errors on other OSs, if the IDE tries to write out any settings (e.g. window configuration) after a test suite has been
run and its working area deleted. You could try to solve this by using a userdir in /tmp, rather than inside a project
build dir, and trying to get the IDE to delete as much as possible of the userdir as the last thing it does before exiting.

c. Use approach (a) with the modification that the user creates a TestSuite subclass for the module which includes a
number of classes all to be run in the same app VM.

I think taking any of these approaches, and distributing the resulting library (just a JAR to add to your test CP),
would be easier than trying to hack XTest any further.
Comment 6 pzajac 2007-10-25 09:45:09 UTC
nbjunit.jar - module
There are few problems. nbjunit.jar is on testing classpath at default now. If you create module from nbjunit.jar you
did uncompatible change. It's simply fixed.

Packaging test libraries
Binary test distribution was developed. It's mean that all tests of a module and type (unit or qa-functional ) are
packed to jar file. The jar file is placed to folder:

We just only need extra specification - that a package of a tests.jar contains test API. We can use for it a properties
file with items:

4. IDE-mode functional tests which show the main window and run Jemmy/Jelly-based GUI tests.

Removing dependency on xtest:
I fully agree with removing xtest hacking. Junit unit harness has problems with killing tests. I'm afraid that it's too
complicated for modules to do it. 

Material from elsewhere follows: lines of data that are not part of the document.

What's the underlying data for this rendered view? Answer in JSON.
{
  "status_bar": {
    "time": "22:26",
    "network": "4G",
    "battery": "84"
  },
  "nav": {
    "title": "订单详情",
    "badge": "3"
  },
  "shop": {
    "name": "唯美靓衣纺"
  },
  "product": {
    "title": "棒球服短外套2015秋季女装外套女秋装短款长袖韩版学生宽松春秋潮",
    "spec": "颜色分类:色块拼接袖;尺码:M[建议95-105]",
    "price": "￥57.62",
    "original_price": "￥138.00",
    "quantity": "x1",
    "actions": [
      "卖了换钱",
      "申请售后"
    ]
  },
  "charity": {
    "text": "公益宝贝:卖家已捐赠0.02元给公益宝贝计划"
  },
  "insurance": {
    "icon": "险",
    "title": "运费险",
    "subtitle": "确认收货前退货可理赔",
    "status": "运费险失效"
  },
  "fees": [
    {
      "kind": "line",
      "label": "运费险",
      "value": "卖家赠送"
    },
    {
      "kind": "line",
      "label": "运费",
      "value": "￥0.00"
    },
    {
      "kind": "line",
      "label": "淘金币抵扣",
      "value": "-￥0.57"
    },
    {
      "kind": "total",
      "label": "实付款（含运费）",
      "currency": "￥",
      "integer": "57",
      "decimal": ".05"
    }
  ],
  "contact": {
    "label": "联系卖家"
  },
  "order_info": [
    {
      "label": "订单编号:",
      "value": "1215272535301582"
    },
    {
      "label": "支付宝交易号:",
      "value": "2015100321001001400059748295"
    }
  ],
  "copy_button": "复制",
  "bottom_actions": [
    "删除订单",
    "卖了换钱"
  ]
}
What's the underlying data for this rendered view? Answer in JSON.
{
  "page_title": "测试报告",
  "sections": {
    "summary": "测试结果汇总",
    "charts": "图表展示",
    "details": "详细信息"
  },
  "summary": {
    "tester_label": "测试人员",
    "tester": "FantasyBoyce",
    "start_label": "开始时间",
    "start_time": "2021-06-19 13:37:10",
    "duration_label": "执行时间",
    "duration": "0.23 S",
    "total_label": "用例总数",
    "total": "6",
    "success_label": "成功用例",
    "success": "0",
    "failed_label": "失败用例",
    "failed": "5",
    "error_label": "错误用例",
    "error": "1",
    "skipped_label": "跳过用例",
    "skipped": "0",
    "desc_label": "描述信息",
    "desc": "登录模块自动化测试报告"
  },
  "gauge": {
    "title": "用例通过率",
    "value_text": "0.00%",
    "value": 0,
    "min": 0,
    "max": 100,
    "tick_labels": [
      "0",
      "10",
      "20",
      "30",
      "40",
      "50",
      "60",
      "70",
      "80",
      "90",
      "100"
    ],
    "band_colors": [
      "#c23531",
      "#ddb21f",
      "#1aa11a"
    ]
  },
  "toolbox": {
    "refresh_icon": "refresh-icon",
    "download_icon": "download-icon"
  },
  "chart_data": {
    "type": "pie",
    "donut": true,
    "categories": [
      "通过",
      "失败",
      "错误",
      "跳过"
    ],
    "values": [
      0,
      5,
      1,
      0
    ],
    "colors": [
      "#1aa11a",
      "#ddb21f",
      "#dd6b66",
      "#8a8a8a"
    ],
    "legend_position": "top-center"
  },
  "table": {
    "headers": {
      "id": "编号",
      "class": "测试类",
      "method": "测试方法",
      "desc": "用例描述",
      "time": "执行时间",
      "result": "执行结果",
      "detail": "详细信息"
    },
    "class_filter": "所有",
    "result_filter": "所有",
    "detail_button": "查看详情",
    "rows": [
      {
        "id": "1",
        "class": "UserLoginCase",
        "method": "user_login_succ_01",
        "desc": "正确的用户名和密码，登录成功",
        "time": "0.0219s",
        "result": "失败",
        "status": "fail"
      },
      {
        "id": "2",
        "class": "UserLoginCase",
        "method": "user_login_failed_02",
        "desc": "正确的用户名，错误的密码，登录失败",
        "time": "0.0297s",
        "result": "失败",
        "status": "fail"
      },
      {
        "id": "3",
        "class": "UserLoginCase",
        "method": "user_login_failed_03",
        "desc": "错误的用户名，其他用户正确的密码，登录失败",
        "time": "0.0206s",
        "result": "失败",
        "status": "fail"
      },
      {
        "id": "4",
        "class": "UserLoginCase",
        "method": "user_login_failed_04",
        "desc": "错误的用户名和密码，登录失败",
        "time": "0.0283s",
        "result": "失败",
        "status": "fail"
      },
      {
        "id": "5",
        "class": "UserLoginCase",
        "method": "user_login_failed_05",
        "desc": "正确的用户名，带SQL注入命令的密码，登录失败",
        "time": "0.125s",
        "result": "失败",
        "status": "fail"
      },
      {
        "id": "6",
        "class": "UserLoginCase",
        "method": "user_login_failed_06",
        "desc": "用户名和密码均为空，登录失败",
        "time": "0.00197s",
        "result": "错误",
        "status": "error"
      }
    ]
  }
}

>c. Use approach (a) with the modification that the user creates a TestSuite subclass for the module which includes a
> number of classes all to be run in the same app VM.

 How can you distinguish between IDE and junit test? Is not better to create rule:
unit tests - unit test-type
ide tests - qa-functional

It saves a lot of work with migration. 

Cli handler - we were already together with jtulach thinking about it in past. Extra test module can be created and
deployed by CLI.

> You could try to solve this by using a userdir in /tmp
With tmp folder are many complications in multiuser environment :(. I am rather for extra workdir or build folder.

Comment 7 Jesse Glick 2008-06-23 16:53:36 UTC
Changing description of issue since the main points have already been addressed in the simpletests branch.
Comment 8 Jesse Glick 2008-12-10 00:32:01 UTC
Probably WONTFIX. I regret that test-to-test dependencies were ever introduced to begin with; has caused a lot of headaches.
Comment 9 Jesse Glick 2010-05-04 23:26:10 UTC
You can distribute test components as regular modules and make test deps on them.
Comment 10 tomwheeler 2010-05-05 15:24:23 UTC
Agreed.  The platform build harness now supports (or at least doesn't preclude me from adding support for) all the testing I typically need to do.